of its Escondido brewing facility and a look at how its Levitation low-alcohol session beer, Ruination IPA and high-octane Arrogant Bastard ales are made, but it's a sideshow compared with the offerings at its
Roughly 12,000 square feet of dining space get a floor-to-ceiling window onto the brewery and a one-acre garden of fruit trees, pine forest, flowering plants, brooks, koi ponds and fire features as its bookends. Where there isn't running water or flickering flame, there's a ton of bar-front seating lining the patio or tucked between stone formations.
Even if this were the only brewery in town it'd be worth the trip, but San Diego and its mad beer geniuses Vince and Gina Marsaglia don't make it that easy. Their
brew project weren't content to make some of the best beers a tourist can drink; they had to make their Lost Abbey Devotion, Hop 15 and Shark Attack Double Red Ale some of the best beer in the country.
What this town does best, though, is straight hops. A visit to
should sends beer lovers away with enough Pure Hoppiness Double IPA, Green Flash Imperial IPA or Dorado Double IPA to leave them sufficiently bitter for the rest of the trip. Not just "my return flight's delayed" bitter, but "I just saw my ex sitting in first class with the lead of the movie I'm watching in coach" bitter.
Do: Hit a Milwaukee Brewers game at Miller Park and sample some of the local pints. Tour the 82-acre Miller Brewery, shiver in the Miller Caves. Don't: Drink a High Life at the Miller Inn at the tour's end and eat at an Italian joint that used to be Schlitz's Brown Bottle restaurant.

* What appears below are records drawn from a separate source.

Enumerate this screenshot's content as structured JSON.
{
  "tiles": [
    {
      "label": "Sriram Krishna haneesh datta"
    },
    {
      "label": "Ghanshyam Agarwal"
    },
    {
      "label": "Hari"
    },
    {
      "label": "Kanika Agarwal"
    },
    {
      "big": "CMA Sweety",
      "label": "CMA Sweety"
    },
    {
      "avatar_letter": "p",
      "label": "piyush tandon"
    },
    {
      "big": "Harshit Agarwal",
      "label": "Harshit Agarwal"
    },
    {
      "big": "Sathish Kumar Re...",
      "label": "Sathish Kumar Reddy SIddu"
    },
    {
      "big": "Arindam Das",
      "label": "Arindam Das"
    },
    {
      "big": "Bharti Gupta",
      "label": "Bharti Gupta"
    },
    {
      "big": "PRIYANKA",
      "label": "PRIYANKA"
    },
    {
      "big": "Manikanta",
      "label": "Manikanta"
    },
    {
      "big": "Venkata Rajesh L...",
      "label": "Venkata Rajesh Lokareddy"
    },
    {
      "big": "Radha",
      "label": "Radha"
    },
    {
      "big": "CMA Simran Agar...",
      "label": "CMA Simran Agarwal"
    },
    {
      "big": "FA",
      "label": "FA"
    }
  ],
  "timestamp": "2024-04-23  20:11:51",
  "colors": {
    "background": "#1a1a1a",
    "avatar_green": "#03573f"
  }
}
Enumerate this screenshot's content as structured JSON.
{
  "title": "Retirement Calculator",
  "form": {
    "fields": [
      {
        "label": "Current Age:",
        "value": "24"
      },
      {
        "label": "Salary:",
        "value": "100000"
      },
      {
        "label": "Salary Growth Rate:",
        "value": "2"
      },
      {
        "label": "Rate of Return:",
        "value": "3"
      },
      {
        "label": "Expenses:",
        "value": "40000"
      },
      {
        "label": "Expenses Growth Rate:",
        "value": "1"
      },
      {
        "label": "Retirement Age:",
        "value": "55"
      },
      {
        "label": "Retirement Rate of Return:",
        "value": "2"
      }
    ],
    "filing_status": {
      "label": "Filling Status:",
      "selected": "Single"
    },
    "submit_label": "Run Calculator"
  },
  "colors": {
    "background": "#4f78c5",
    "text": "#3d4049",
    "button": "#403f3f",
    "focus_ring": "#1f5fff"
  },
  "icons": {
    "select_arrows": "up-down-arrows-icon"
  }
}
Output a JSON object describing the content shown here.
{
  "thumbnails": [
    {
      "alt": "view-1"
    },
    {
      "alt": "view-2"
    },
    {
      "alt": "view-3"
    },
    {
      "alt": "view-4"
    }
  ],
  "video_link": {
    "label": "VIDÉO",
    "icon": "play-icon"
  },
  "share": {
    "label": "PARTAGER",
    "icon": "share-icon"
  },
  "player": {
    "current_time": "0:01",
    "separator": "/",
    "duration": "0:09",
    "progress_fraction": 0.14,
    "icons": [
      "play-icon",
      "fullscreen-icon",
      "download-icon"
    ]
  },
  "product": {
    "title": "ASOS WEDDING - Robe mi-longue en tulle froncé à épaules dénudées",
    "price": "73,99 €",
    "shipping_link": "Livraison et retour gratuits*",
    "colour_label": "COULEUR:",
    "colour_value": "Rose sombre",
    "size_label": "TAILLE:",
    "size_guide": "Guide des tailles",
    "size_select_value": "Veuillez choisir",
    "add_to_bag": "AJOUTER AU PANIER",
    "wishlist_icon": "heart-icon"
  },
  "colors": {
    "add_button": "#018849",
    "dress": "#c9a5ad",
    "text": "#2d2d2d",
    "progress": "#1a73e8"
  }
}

If you want some idea of where modern Milwaukee beer is headed, step away from the Miller signs and head to the home of the
beer sold at Brewers games and Bernie Brewer's original chalet from demolished Milwaukee County Stadium: Lakefront Brewery. Founded in 1985, Lakefront offered the first certified-organic beer in America and made a name for itself with a
that gives visitors their beer first in the hopes of keeping their attention.
Is there anything wrong with Wisconsin's strong, largely teutonic brewing history? No, Sprecher Brewing on Glendale, Wis., was founded by a former Pabst brewing supervisor in 1985 and still brews Hefe Weiss, Black Bavarian, Special Amber and Light Ale in the same German and Eastern European tradition that spawned 80 breweries in Milwaukee alone in the 1880s. New Glarus Brewing, meanwhile, was founded in 1993 with copper kettles bought from a German brewery. Its new
hilltop brewing facility
looks like a Bavarian village, which is only just slightly odd in a town founded in 1845 by immigrants from Glaus, Switzerland, that still has Swiss flags in front of every storefront. It also has Swiss chalet-style businesses and homes lining its streets and Swiss meat and cheese shops to complement Spotted Cow ale, Fat Squirrel Nut Brown Ale or a Two Women lager.
Milwaukee's brewing culture still thrives through such breweries as
. A quick look back at its past, however, tells you just how far it's come.
Jason Notte is a reporter for TheStreet. His writing has appeared in The New York Times, The Huffington Post, Esquire.com, Time Out New York, the Boston Herald, the Boston Phoenix, the Metro newspaper and the Colorado Springs Independent. He previously served as the political and global affairs editor for Metro U.S., layout editor for Boston Now, assistant news editor for the Herald News of West Paterson, N.J., editor of Go Out! Magazine in Hoboken, N.J., and copy editor and lifestyle editor at the Jersey Journal in Jersey City, N.J.